This week we have a full issue of Insider News containing insights into how consumers want the health care system to change, concerns over the security of health technology, the consumerism trends that will affect health care in 2020, and more.
AllWays Health Partners announced a new program for members that was developed by the Massachusetts General Hospital Diabetes Center and is designed to prevent or delay the onset of diabetes, the seventh leading cause of death in the U.S.
The program called “Path to Lifestyle Change” will be offered at no additional out-of-pocket cost to AllWays Health Partners members who have been identified as being at-risk for developing type 2 diabetes, the most serious form of the disease.
A focus group study by the Center for Consumer Engagement in Health Innovation (the Center) identified several sources of dissatisfaction with the health care system among low-income consumers with complex health and social needs. Based on the poll, Director of the Center Ann Hwang, MD, identified the following takeaways:
- Consumers are looking for an ongoing relationship with their primary care provider built on trust.
- Consumers struggle to manage their health care and get in touch with social services, and highly value having a coordinator or navigator who can help.

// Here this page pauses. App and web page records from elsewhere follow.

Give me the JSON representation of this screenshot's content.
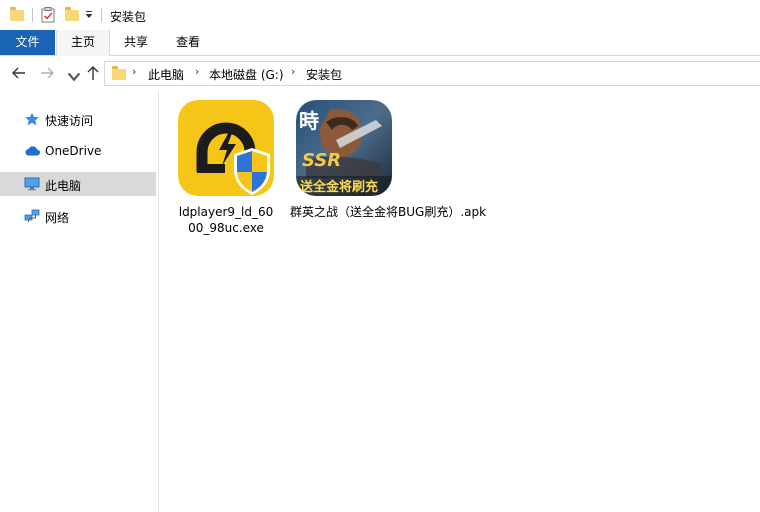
{
  "window": {
    "title": "安装包"
  },
  "ribbon": {
    "tabs": [
      {
        "label": "文件"
      },
      {
        "label": "主页"
      },
      {
        "label": "共享"
      },
      {
        "label": "查看"
      }
    ]
  },
  "address_bar": {
    "crumbs": [
      "此电脑",
      "本地磁盘 (G:)",
      "安装包"
    ]
  },
  "sidebar": {
    "items": [
      {
        "label": "快速访问",
        "icon": "star-icon"
      },
      {
        "label": "OneDrive",
        "icon": "cloud-icon"
      },
      {
        "label": "此电脑",
        "icon": "computer-icon",
        "selected": true
      },
      {
        "label": "网络",
        "icon": "network-icon"
      }
    ]
  },
  "files": [
    {
      "name_line1": "ldplayer9_ld_60",
      "name_line2": "00_98uc.exe",
      "icon": "ldplayer-installer-icon"
    },
    {
      "name_line1": "群英之战（送全金将BUG刷充）.apk",
      "icon": "game-apk-icon",
      "icon_text": "送全金将刷充"
    }
  ],
  "colors": {
    "accent": "#1a64b5",
    "selected_bg": "#d9d9d9",
    "ldplayer_bg": "#f5c518"
  }
}
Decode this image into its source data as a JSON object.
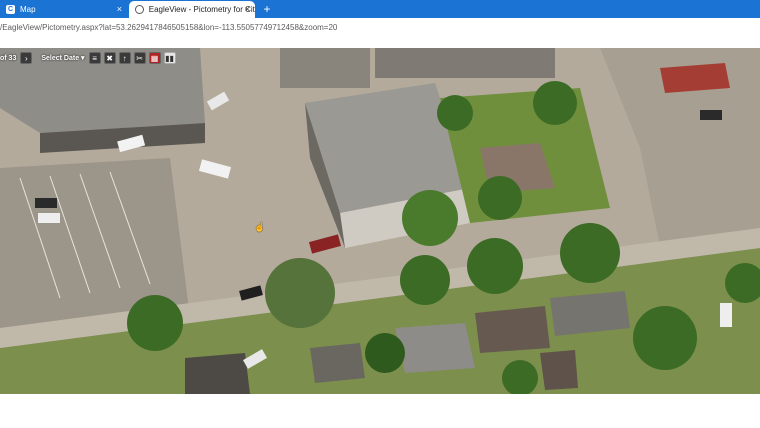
{
  "tabs": [
    {
      "label": "Map",
      "icon": "map-app-icon",
      "glyph": "C",
      "close": "×"
    },
    {
      "label": "EagleView - Pictometry for City",
      "icon": "globe-icon",
      "close": "×"
    }
  ],
  "new_tab_label": "+",
  "address": {
    "url": "/EagleView/Pictometry.aspx?lat=53.2629417846505158&lon=-113.55057749712458&zoom=20"
  },
  "toolbar": {
    "page_count": "of 33",
    "next_glyph": "›",
    "select_date_label": "Select Date",
    "select_date_caret": "▾",
    "tools": [
      {
        "name": "layers-icon",
        "glyph": "≡"
      },
      {
        "name": "measure-tools-icon",
        "glyph": "✖"
      },
      {
        "name": "height-measure-icon",
        "glyph": "↑"
      },
      {
        "name": "clear-measure-icon",
        "glyph": "✂"
      },
      {
        "name": "calendar-icon",
        "glyph": "▦"
      },
      {
        "name": "split-view-icon",
        "glyph": "▮▮"
      }
    ]
  },
  "colors": {
    "tabbar": "#1b73d3",
    "ground": "#b3aa9c",
    "grass": "#6f8f3c",
    "tree": "#3c6b25",
    "roof": "#8f8f8c"
  }
}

- Consumers understand that medical treatment is only part of their overall health needs, and are looking for a more holistic approach from their primary care providers.
- Consumers want one central location where they can go to receive all their health care and treatments, including medical and social services.
- Consumers are looking for a provider who is not just medically trained, but also takes time to understand their life experience and uses language they can understand.
The Altarum Healthcare Value Hub released a scorecard ranking 42 states and the District of Columbia on the following policy areas: extending coverage, lowering out-of-pocket costs, reducing low-value care, and curbing excess prices. States were also rated according to their outcomes following the enactment of said policies.
According to the report, Massachusetts was among the highest scoring states in terms of policy actions to extend affordable coverage to all state residents. It was also among the highest in terms of coverage outcomes (i.e., reducing the portion of the population that is uninsured).
A recent survey of over 1,000 American adults found that more than 60% said privacy issues deter them from using telemedicine and wearable fitness trackers.
The survey, conducted by Kantar in partnership with the Digital Health Summit, showed that consumers are skeptical about safeguards around their personal data. Only 38% trust that their information is protected, while 36% say they don't believe it is, and 26% are unsure.
Despite these concerns, however, the survey also found that more than half of Americans agree technology helps make them more connected to providers and aware of their personal care.
In 2020 consumerism will play a greater role in how payers make deals, use technology, hire, pursue equity, and spend
Ben Isgur, Health Research Institute (HRI) leader for PricewaterhouseCoopers (PwC), says consumerism trends impacting health care include:
- Consumerism will change discussions about deal-making in 2020. The country can still expect a high volume of deals but the purpose will be different. In 2020, payers will instead use mergers to reform their image in consumers' minds.
- Technology will play a significant role in consumer experience in 2020. Once payers recognize the need for technology, they face the challenge of where to find workers with the skills to implement these new tools. It will be a year for payers to bulk up their workforce with technologically skilled workers.
- Having an equal representation of potential consumers in clinical studies, in algorithm development, and across the industry will be crucial in 2020. Yet health care executives don't recognize the significance workforce diversity can have on consumer experience.
- Payers will continue to focus on affordability as consumers continue to struggle with high out-of-pocket costs, burdensome deductibles, rising premiums and higher health care spending overall.